“The first thing that I think people need to grasp from this is that none of these people have actually been to Jamaica from as young as three or four years old. How then can the UK government and their Jamaican counterparts agree to send, in their case, and to accept, in our case, people who have no serious family links here anymore?” the attorney asked.
She noted that she was aware of at least two people aboard the flight who are to be appearing in an inquest next month for a death in immigration detention, where the Home Office has helped persons.
“There are various people on the flight who Jamaica to them is not home; they have made England home, and they have grown up there. Now, why are those two persons being sent here; what’s the rush.
The last charter flight to Jamaica was in March 2017. At the time, more than 100 people arrived in the country, many without family ties. British media reported that another flight was scheduled to leave the UK last April, days after the Windrush scandal broke, with a 63-year-old grandmother among the deportees, but it was cancelled for reasons the Home Office didn’t disclose.
Outspoken UK Member of Parliament Diane Abbott, shadow home secretary, said, “The Tories’ hostile environment policies continue to split up families, with the use of these brutal chartered flight deportations.
“We need full transparency. We should not deport our own citizens or deny their rights.”
The report noted the story of 23-year-old Divonte Demetri Fyffe, who has been in Britain since he was three. He committed a drug offence at the age of 18 for which he served a two-year sentence, and on his release was told he no longer had a right to remain in the UK.
“I’m in shock at the moment. I’m scared. I don’t know anyone in Jamaica. Who will I stay with? How will I get income? I made a stupid mistake when I was 18. I was in the wrong place at the wrong time. I was in the wrong crowd. I did my jail time. I stopped hanging around with those people. I haven’t reoffended. I wanted to make a change.
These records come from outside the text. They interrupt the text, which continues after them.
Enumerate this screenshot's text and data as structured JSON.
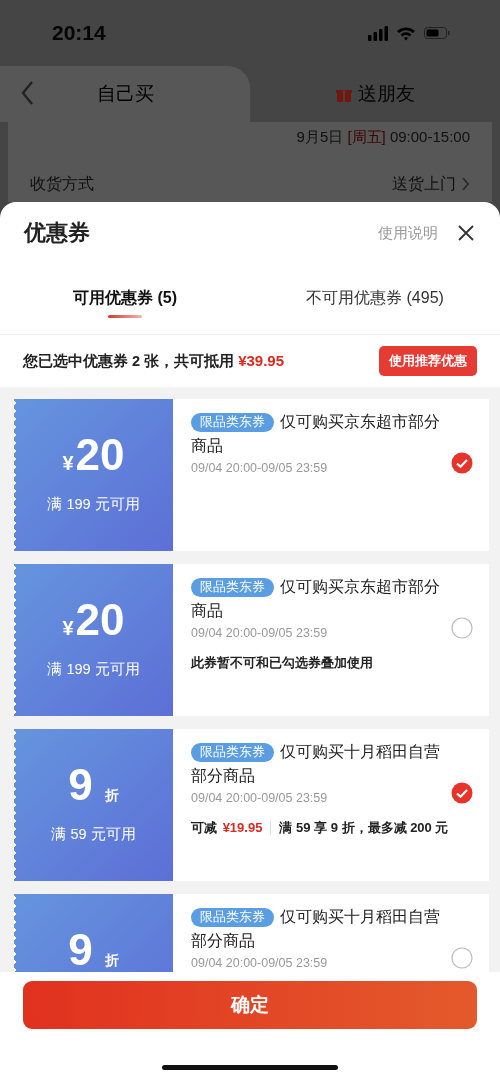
{
  "status_bar": {
    "time": "20:14"
  },
  "top_tabs": [
    {
      "label": "自己买",
      "selected": true,
      "kind": "plain"
    },
    {
      "label": "送朋友",
      "selected": false,
      "kind": "gift"
    }
  ],
  "delivery": {
    "date": "9月5日",
    "weekday": "[周五]",
    "hours": "09:00-15:00",
    "method_label": "收货方式",
    "method_value": "送货上门"
  },
  "sheet": {
    "title": "优惠券",
    "help_link": "使用说明",
    "tabs": [
      {
        "label": "可用优惠券 (5)",
        "selected": true
      },
      {
        "label": "不可用优惠券 (495)",
        "selected": false
      }
    ],
    "summary": {
      "text": "您已选中优惠券 2 张，共可抵用",
      "amount": "¥39.95",
      "button": "使用推荐优惠"
    },
    "coupons": [
      {
        "kind": "amount",
        "symbol": "¥",
        "value": "20",
        "condition": "满 199 元可用",
        "tag": "限品类东券",
        "title": "仅可购买京东超市部分商品",
        "validity": "09/04 20:00-09/05 23:59",
        "checked": true
      },
      {
        "kind": "amount",
        "symbol": "¥",
        "value": "20",
        "condition": "满 199 元可用",
        "tag": "限品类东券",
        "title": "仅可购买京东超市部分商品",
        "validity": "09/04 20:00-09/05 23:59",
        "note": "此券暂不可和已勾选券叠加使用",
        "checked": false
      },
      {
        "kind": "discount",
        "value": "9",
        "unit": "折",
        "condition": "满 59 元可用",
        "tag": "限品类东券",
        "title": "仅可购买十月稻田自营部分商品",
        "validity": "09/04 20:00-09/05 23:59",
        "saving_label": "可减",
        "saving": "¥19.95",
        "rule": "满 59 享 9 折，最多减 200 元",
        "checked": true
      },
      {
        "kind": "discount",
        "value": "9",
        "unit": "折",
        "tag": "限品类东券",
        "title": "仅可购买十月稻田自营部分商品",
        "validity": "09/04 20:00-09/05 23:59",
        "checked": false
      }
    ],
    "confirm_button": "确定"
  }
}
“But I was told I couldn’t work or study, and now this is happening. I made one mistake and I’m still paying for it,” Fyffe has said.